Thomas Arnold . I have nothing to say but that the Mare is my Master's Right and Property; he sent her to Grass at Harrow on the Hill , last St. Luke's Day. The Prisoner was taken at Kensington , and carried before Sir Edw Hill , where the Mare was brought, and he own'd it to be the same which he stole, but I did not hear him mention the Place from whence he took her.
William Fearon . I took the Mare to Weston's House, and he put her into a Stable whilst I drank a Mug of Beer with some Neighbours; the Prisoner came in and threw himself into my Company. I gave him some Beer, Bread and Cheese to get rid of him, and while I was drinking with my Friends he took an Opportunity to steal the Mare. The Prisoner was afterwards taken with the Mare, and I am sure she is the same that Weston put into his Stable while I was drinking. When the Prisoner was secured, he begg'd my Pardon, and said he was sorry he took the Mare. He likewise confess'd the Fact before the Justice.
Jonathan Weston . Mr. Fearon came on the 15th of last Month to my House, the Queen's-Head, on Bushy-Heath , and deliver'd the Mare into my Hands; he desired me to take Care of her, for she was at to slipt her Bridle; so I shut her in secure, and in the mean Time the Prisoner came in, and said he was a Deserter, and if any Body would carry him to his Colonel, there would be 20 s. Reward for them. In a little Time, I saw the Prisoner in the Stable, and turn'd him out, and about an Hour afterwards, I went to fetch Fearon his Mare, but she was gone. The next Day as I was going to Smithfield, to enquire after her, a Man came to me, and said he had got both Man and Mare. The Prisoner was brought back, and own'd that he took the Mare out of the Stable, but in Excuse said, he design'd to ride to his Colonel, and send her Home again.

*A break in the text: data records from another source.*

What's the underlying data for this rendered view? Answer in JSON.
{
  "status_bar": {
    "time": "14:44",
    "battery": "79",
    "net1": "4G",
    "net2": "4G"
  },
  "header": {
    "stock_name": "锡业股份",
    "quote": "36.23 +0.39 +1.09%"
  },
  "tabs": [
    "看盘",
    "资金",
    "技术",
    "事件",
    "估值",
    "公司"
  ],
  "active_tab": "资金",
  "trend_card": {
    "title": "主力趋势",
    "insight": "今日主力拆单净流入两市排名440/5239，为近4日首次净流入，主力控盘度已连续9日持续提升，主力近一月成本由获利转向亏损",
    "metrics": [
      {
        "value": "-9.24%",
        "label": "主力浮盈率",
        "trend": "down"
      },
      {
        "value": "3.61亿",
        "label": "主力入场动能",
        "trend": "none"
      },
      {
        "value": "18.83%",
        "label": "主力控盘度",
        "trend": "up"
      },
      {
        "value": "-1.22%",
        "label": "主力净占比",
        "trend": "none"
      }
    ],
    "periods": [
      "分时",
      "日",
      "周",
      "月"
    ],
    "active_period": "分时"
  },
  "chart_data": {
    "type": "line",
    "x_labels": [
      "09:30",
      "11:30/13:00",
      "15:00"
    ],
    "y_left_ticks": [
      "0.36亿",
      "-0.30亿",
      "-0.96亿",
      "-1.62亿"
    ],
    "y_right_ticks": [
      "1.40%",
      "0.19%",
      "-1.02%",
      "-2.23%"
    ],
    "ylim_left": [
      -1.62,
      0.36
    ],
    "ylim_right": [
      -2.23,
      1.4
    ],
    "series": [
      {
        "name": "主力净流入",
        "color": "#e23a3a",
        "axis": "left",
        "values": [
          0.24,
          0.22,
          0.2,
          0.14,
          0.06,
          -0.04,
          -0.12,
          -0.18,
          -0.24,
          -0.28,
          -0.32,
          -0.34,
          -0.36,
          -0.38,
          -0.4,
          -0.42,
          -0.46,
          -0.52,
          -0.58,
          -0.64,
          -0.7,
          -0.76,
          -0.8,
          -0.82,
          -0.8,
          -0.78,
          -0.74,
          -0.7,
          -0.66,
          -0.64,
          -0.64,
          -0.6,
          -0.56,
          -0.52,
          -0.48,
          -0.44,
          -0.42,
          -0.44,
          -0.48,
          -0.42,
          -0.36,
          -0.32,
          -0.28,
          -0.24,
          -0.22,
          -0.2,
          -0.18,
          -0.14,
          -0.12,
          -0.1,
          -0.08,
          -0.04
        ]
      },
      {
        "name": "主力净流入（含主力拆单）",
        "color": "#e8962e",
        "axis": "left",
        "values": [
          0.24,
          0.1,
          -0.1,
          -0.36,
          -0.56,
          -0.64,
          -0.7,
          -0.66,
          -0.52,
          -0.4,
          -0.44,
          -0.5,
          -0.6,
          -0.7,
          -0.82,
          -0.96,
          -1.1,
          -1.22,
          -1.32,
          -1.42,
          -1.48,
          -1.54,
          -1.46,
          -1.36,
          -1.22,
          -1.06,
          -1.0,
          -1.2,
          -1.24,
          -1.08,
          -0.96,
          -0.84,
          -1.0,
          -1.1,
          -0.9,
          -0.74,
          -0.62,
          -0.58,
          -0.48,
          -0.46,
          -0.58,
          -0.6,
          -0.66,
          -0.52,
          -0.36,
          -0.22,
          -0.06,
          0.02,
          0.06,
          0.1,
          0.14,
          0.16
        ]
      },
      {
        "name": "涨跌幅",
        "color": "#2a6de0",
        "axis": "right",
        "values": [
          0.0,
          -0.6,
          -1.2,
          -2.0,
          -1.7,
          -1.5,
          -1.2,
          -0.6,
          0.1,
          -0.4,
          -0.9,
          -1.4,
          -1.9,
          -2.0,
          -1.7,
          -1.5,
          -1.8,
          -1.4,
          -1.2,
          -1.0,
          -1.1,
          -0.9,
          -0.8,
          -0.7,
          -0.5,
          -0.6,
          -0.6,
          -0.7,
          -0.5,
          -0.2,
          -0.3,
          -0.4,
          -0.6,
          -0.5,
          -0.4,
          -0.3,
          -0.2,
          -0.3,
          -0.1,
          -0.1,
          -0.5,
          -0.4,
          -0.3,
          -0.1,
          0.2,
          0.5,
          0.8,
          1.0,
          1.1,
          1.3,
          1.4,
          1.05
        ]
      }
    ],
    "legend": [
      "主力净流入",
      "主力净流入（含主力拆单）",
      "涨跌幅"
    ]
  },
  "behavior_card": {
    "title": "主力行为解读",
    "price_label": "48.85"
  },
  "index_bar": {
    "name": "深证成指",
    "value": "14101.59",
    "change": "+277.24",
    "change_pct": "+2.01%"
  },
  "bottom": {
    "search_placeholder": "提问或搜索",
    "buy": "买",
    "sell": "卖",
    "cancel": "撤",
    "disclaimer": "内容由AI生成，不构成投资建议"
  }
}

Nicholas Kemston . On the 15th of Dec. about Five in the Morning, the Prisoner came on the Back of the Mare to the Swan, at Kensington-Gravel-Pits , and desired me to put her into the Stable, and give her some Corn and Hay; I told him we had no Stable, but there was a Shed with a Table in it, and he might draw the Table out, and the Mare might eat there; he call'd me out and gave me his Garter to te to her Bridle, for he said she was apt to slip it, and get loose. I suspected he did not come honestly by her, so I and the next Witness agreed to stop him, and we would have had him rode back again, but he would not.
John Whittle . This Kemston told me of this Affair, and I had a Suspicion that the Prisoner stole her; he said he came from Enfield-Common , and was going to Hammersmith to his Master, but he could not tell his Name; I then desir'd him to let me ride behind him a little Way; he refus'd, and said the Mare was lent to him by Farmer Fearon .
Prisoner. This Man ( Fearon ) did say I might have the Mare to ride to my Colonels, and get my Discharge; I never offer'd her to Sale, but design'd to send her back again. Guilty Death .